▸ WHAT TO WORK ON
The word "Неизвестный" occurs in some of the lines below; copy each of those lines.

▸ GIVEN RECORDS
━━━━━━━━━━━━━━━━━━━━━━━━━━━━━━
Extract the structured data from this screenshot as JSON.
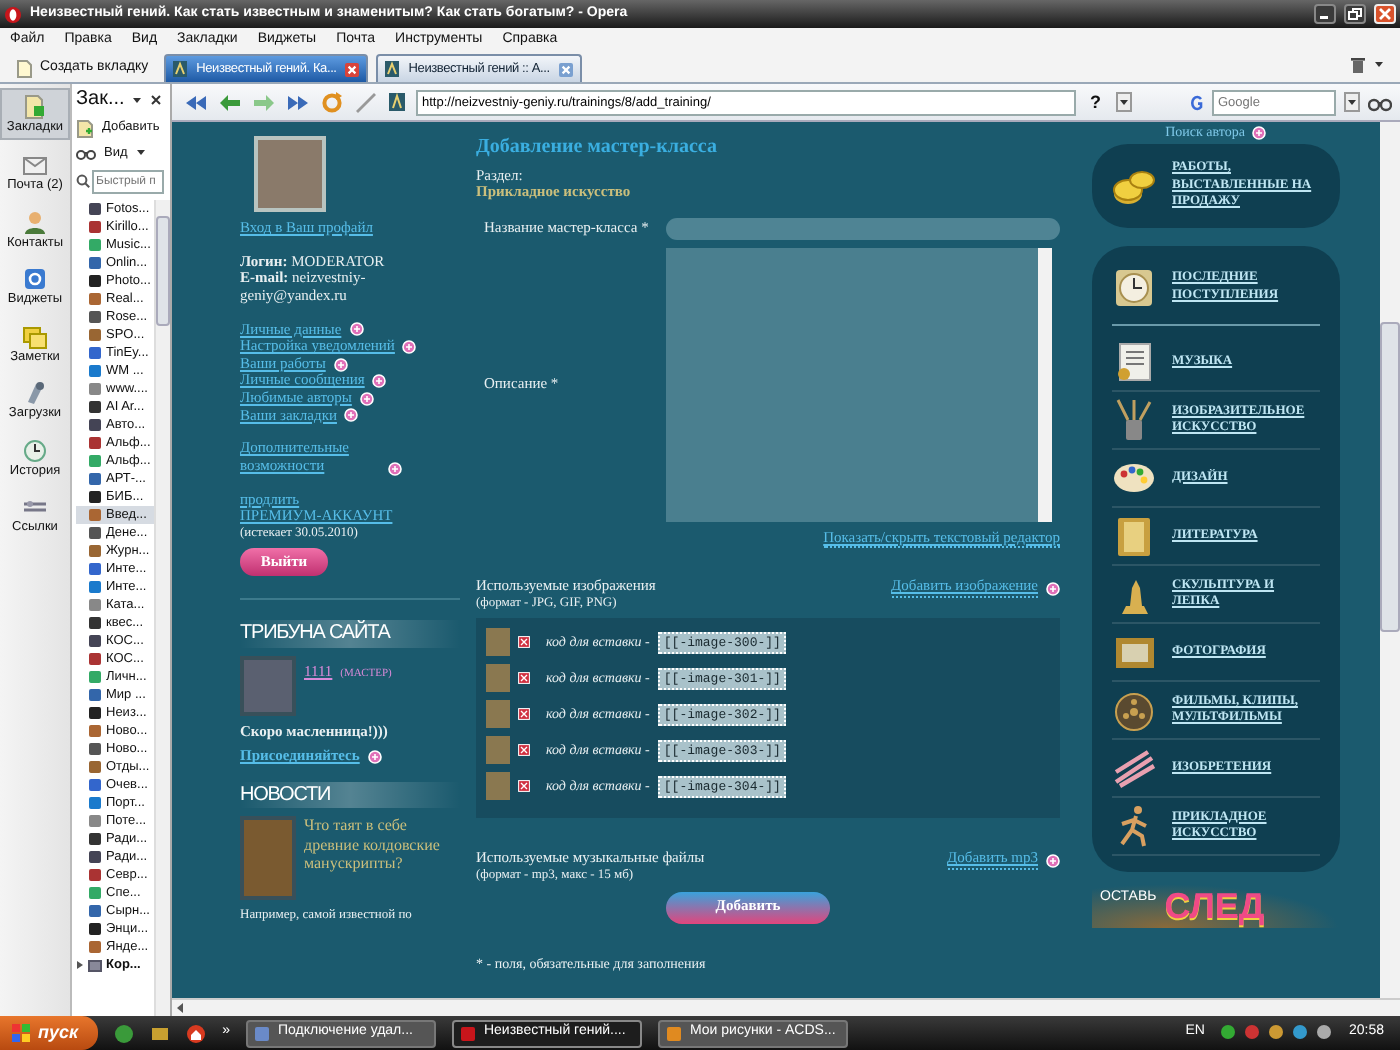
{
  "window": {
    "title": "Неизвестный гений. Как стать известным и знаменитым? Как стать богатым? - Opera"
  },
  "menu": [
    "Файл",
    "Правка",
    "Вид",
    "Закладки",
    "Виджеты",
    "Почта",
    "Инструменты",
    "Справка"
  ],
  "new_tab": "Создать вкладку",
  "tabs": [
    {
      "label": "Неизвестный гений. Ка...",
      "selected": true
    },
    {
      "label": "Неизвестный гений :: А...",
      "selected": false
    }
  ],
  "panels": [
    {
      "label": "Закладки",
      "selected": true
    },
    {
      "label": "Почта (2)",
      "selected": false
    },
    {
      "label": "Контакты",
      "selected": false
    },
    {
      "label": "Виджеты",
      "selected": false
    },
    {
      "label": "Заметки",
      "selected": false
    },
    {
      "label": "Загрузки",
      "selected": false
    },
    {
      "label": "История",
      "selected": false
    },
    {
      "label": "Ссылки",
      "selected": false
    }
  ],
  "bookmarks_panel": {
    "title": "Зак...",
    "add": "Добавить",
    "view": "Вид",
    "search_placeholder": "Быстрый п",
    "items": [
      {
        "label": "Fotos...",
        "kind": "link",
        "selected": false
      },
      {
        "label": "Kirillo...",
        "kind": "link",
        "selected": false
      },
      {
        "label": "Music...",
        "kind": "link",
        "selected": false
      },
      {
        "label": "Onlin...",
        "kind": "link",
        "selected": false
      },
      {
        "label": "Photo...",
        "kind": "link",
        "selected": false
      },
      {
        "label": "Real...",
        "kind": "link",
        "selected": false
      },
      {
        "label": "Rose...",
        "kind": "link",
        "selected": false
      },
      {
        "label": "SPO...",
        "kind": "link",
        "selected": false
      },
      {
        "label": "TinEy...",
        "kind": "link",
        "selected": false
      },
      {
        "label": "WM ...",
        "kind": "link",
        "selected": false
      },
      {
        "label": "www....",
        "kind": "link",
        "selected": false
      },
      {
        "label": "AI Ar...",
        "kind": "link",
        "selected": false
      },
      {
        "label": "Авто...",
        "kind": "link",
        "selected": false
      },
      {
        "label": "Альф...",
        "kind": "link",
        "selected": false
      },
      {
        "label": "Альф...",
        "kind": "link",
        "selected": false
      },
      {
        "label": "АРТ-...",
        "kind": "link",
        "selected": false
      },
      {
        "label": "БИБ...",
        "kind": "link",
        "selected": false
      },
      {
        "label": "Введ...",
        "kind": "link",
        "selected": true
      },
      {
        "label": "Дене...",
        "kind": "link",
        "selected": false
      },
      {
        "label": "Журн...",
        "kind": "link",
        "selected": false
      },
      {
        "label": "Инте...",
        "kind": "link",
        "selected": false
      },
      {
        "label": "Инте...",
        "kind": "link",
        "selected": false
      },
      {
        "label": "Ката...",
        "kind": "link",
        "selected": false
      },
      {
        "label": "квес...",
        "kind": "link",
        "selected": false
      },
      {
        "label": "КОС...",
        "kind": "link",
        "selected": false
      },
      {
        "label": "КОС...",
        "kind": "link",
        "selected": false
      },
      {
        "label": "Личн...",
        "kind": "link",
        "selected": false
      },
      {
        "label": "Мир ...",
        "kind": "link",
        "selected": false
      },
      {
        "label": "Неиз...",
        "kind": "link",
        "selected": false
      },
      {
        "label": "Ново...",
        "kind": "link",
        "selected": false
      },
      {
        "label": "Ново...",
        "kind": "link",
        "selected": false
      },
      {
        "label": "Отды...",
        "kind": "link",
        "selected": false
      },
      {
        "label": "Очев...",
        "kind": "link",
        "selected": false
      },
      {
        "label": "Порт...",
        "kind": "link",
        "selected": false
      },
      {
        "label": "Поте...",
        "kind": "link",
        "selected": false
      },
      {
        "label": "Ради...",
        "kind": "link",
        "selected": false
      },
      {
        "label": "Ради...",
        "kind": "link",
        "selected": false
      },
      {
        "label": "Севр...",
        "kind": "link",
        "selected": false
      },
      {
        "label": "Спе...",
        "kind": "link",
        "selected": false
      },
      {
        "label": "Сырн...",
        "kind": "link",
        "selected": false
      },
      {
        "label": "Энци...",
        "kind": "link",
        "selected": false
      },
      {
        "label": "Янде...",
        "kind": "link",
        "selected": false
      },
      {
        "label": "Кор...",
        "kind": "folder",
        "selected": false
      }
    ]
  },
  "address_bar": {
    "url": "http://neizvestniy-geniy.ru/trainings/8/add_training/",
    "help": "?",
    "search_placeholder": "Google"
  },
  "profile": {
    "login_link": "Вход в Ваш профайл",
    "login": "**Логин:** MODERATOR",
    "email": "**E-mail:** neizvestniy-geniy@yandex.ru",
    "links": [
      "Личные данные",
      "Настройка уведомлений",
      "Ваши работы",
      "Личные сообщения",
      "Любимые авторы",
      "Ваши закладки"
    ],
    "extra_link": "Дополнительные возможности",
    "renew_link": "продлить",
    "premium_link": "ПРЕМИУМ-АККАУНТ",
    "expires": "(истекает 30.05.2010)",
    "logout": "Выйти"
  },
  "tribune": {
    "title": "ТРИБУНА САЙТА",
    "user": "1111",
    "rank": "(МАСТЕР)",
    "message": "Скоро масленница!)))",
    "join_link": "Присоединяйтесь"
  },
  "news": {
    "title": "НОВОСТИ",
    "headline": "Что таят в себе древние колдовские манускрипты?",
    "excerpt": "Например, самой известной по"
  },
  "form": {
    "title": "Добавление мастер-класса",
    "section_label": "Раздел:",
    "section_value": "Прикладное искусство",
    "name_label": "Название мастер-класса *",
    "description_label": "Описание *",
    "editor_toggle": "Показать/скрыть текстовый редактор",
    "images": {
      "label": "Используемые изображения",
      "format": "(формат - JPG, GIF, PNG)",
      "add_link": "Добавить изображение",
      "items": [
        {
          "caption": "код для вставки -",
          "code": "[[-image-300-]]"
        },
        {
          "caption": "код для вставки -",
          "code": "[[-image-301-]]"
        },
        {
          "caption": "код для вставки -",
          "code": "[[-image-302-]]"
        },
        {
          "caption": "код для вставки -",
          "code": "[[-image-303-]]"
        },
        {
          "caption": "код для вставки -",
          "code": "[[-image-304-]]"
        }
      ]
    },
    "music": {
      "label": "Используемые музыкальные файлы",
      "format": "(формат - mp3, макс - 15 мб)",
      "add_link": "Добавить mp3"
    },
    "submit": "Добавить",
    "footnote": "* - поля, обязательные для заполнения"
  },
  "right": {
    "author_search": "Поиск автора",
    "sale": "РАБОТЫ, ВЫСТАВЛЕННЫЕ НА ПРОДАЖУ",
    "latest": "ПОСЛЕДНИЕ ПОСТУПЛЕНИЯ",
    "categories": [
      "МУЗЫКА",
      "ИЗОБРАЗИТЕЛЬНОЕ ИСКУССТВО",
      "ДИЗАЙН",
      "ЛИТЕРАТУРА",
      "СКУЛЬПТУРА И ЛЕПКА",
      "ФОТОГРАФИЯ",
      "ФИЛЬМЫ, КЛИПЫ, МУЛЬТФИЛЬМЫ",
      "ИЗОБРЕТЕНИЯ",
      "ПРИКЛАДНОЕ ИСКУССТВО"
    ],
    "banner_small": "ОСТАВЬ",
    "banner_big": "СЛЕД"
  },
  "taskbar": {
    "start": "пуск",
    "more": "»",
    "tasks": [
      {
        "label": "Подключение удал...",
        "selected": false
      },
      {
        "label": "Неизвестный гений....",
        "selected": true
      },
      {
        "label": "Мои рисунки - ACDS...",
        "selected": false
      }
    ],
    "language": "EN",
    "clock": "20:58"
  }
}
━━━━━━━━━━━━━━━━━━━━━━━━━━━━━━
▸ THE COMPLETED TASK
    "title": "Неизвестный гений. Как стать известным и знаменитым? Как стать богатым? - Opera"
      "label": "Неизвестный гений. Ка...",
      "label": "Неизвестный гений :: А...",
        "label": "Неизвестный гений....",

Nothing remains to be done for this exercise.